The connections between the abolition of serfdom in the Baltic provinces in the early nineteenth century (1816 in Estonia, 1817 in Courland, 1819 in Livonia), the national ambitions of Latvians and Estonians during the following decades and the first period of independence in the interwar period (1918–1940) is interestingly discussed by Marju Luts-Sootak in her text on the lower-level courts as institutions for Bildung (Bildungsanstalten) during the nineteenth century. She convincingly argues that the lower courts system educated the newly freed peasants to exercise their rights as legal subjects, which she relates to the fact that Latvians and Estonians a mere hundred years after the ending of serfdom emerged as state-holding nations after the First World War.

The complexity and plurality of Bildung is yet again elegantly discussed in the two last contributions, Lina Užukauskaitė’s text on Lithuanian literature and its use of aesopic language during the Soviet time, and Dieter Neidlinger’s and Silke Pasewalck’s discussion on the Estonian author Jaan Kross’ (1920–2007) Bildung stories (Bildungsgeschichten). Although they are placed in the last part of the book dedicated to Bildung in literature, they actually to some extent function as a conclusion. They bring together previously touched-upon aspects of Bildung, such as concepts and agents, and incorporate them in discussions on Bildung in literature as well as identity aspects of Bildung. Užukauskaitė’s discussion on Lithuanian literature and its use of aesopic language during Soviet-time is both interesting and hope-inspiring. Aesopic language makes use of ambiguity and is most commonly used by authors in oppressive states to avoid censorship, but still be able convey hidden meanings to informed readers. Analysing Lithuanian literature, Užukauskaitė illustrates how authors using aesopic language were involved in a kind of Bildung-mission (Bildungsauftrag), since it fostered critical thinking in its readers. The Bildung-concept in all its complexity really comes to the foreground here as Užukauskaitė demonstrates how aesthetic and political aspects were intertwined. Neidlinger’s and Pasewalck’s analysis of Kross’ short story “Michelsoni immatrikuleerimine” (1971, German “Die Immatrikulation des Michelson”, 1985) and the novel “Rakvere roman” (1982, German “Die Frauen von Wesenberg oder Der Aufstand der Bürger”, 1997) further deepens the discussion on Bildung in the Baltics. With an explicit discussion on Bildung and the use of Hannah Arendt’s concepts pariah and parvenu, Neidlinger and Pasewalck highlight the ambiguity of the promise of social ascent through Bildung in the context of the Baltics during the time of Baltic German hegemony. Estonians (and Latvians) could rise socially, but only if they had the opportunity and were willing to embrace the German language and culture. Kross’ stories depict how this could lead to both loyalty and identity conflicts, therefore highlighting Bildung as a two-edged sword.

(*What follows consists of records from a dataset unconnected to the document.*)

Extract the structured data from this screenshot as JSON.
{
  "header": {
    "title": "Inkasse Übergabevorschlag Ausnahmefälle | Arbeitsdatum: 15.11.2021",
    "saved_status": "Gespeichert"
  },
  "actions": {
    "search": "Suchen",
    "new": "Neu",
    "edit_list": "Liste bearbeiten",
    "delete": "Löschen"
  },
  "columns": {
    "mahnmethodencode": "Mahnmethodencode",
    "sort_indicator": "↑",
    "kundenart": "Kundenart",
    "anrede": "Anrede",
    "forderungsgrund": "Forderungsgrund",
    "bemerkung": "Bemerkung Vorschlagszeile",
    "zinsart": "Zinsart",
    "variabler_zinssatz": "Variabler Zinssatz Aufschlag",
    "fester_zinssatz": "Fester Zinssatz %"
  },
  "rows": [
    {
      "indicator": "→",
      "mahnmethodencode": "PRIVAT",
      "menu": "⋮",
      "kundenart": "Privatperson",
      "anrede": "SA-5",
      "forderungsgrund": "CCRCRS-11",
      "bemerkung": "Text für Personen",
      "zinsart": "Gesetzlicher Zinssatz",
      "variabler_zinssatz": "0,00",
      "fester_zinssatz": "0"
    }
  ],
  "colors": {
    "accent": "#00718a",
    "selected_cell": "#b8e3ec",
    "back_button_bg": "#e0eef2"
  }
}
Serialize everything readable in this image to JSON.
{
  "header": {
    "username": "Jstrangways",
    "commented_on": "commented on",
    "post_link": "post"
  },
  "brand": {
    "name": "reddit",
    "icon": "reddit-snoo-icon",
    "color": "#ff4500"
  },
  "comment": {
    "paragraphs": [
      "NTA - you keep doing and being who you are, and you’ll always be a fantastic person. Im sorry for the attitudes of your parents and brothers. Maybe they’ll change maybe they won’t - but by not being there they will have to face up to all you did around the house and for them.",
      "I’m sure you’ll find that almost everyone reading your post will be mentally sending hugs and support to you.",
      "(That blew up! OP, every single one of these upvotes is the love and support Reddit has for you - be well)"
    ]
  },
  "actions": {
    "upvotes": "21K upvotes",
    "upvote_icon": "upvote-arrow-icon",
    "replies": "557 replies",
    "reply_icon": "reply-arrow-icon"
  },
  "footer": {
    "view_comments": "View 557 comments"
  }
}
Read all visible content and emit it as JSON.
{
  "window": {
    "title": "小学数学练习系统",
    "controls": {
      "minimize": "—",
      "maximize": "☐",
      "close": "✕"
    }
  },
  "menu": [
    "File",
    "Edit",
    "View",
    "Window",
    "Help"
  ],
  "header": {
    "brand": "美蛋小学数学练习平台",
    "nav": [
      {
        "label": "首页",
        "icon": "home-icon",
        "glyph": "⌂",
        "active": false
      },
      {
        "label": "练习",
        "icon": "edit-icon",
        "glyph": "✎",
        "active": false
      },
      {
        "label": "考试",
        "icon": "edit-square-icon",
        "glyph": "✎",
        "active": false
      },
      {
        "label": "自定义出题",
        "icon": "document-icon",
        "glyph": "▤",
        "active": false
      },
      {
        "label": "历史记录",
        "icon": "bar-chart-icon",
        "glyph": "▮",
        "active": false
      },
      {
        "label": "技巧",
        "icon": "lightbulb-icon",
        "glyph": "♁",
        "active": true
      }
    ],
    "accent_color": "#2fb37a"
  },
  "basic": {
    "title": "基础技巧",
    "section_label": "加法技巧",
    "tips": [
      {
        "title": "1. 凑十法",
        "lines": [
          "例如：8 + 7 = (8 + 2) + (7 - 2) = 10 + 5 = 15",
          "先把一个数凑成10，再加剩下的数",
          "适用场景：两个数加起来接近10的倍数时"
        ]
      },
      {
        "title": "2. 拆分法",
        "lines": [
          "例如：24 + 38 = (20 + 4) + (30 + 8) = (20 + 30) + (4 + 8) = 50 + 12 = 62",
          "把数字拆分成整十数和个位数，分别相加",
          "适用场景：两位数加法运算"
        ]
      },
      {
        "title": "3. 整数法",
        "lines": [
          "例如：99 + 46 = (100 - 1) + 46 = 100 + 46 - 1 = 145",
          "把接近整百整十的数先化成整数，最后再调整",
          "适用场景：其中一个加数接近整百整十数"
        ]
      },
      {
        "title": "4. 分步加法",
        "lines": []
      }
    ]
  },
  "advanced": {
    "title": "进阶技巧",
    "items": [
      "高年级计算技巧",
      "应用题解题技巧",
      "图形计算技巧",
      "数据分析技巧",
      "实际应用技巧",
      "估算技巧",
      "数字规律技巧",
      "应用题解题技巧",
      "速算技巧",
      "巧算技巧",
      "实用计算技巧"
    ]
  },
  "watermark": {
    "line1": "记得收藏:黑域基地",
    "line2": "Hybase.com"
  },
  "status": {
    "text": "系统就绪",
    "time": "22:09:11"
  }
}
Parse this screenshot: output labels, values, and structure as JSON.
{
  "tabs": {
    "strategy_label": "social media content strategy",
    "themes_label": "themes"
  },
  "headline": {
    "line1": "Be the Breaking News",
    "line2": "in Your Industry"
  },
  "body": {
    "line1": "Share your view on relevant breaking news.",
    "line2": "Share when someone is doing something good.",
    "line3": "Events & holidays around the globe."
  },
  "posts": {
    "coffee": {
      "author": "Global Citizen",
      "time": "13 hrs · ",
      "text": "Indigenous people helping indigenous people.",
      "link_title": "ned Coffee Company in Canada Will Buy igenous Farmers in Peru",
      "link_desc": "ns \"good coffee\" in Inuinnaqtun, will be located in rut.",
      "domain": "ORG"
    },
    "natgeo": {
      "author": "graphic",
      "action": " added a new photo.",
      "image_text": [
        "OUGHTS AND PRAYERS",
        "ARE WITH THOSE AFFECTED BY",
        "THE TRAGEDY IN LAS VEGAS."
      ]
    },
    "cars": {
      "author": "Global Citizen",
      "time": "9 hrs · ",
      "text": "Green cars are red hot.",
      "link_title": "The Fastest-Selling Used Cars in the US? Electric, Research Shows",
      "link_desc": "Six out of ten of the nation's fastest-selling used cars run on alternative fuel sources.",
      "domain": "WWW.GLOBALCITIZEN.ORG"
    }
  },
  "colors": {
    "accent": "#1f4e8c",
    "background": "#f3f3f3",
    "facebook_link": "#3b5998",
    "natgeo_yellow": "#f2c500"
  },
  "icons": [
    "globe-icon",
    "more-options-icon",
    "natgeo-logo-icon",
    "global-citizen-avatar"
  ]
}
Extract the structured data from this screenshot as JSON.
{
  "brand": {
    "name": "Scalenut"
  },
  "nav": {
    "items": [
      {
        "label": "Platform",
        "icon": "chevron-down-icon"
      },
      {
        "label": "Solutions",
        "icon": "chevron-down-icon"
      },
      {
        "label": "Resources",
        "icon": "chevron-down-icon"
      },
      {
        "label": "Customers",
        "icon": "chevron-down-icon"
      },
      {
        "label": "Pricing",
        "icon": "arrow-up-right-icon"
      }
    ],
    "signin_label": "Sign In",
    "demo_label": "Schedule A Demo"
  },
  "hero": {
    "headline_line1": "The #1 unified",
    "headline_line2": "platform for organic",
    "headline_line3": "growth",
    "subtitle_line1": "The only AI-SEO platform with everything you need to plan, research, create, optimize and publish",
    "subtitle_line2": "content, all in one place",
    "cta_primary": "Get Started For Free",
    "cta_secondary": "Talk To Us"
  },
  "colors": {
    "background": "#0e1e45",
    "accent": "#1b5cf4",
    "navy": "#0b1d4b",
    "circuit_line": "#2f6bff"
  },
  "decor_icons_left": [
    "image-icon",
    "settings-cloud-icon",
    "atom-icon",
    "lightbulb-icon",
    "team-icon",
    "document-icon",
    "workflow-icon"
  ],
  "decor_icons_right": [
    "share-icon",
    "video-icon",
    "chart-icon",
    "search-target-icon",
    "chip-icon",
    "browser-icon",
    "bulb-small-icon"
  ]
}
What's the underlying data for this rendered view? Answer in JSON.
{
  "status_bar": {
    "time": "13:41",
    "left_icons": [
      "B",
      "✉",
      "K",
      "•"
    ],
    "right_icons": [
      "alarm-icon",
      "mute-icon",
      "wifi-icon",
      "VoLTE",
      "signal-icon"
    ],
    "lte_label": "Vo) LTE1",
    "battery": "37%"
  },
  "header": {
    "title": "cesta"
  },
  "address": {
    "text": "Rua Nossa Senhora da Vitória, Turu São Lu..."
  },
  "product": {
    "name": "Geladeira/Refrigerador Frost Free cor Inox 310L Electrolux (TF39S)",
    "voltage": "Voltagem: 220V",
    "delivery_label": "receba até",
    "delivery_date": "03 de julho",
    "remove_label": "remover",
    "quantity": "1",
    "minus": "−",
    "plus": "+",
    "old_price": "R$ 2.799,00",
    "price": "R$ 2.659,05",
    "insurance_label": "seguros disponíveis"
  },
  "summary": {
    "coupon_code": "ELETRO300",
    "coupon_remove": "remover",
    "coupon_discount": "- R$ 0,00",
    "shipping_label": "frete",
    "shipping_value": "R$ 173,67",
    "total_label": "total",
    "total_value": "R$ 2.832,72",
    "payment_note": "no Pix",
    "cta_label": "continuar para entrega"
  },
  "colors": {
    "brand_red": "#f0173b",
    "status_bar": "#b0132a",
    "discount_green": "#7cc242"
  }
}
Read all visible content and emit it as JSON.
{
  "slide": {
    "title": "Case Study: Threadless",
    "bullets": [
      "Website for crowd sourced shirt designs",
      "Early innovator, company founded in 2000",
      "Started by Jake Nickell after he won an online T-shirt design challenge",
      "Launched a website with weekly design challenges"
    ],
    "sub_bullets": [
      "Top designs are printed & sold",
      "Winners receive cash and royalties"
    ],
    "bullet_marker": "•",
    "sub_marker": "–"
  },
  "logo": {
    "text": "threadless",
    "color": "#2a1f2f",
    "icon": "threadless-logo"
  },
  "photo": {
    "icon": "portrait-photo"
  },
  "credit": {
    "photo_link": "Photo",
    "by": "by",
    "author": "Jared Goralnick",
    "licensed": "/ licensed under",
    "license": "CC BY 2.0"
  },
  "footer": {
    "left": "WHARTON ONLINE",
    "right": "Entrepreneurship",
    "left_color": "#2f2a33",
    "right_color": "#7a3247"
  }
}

Even though Užukauskaitė’s and Neidlinger’s and Pasewalck’s texts work as a kind of conclusion, I miss some concluding comments where perhaps some of the contributions were discussed in relation to each other as well as to the Bildung-concept. It would for example be interesting if the previously mentioned text by Luts-Sootak about the lower-level courts were discussed in connection to Anja Wilhelmi’s text on Baltic German pastors and their inability to see Bildung as emancipating or having to do with personal development, or really anything other than the Evangelical-Lutheran Church. Lacking a more consistent discussion of Bildung as a phenomenon and concept, as well as a concluding chapter, the book mainly functions as a kind of remnant of the conference. And that is of course more than alright, but there is potential for much more. Maybe one can hope for a more stringent and slimmer volume in English with a commenting conclusion? Because in the end, the “Baltische Bildungsgeschichte(n)” presented in the book deserves a much wider reading circle, both inside and outside of academia.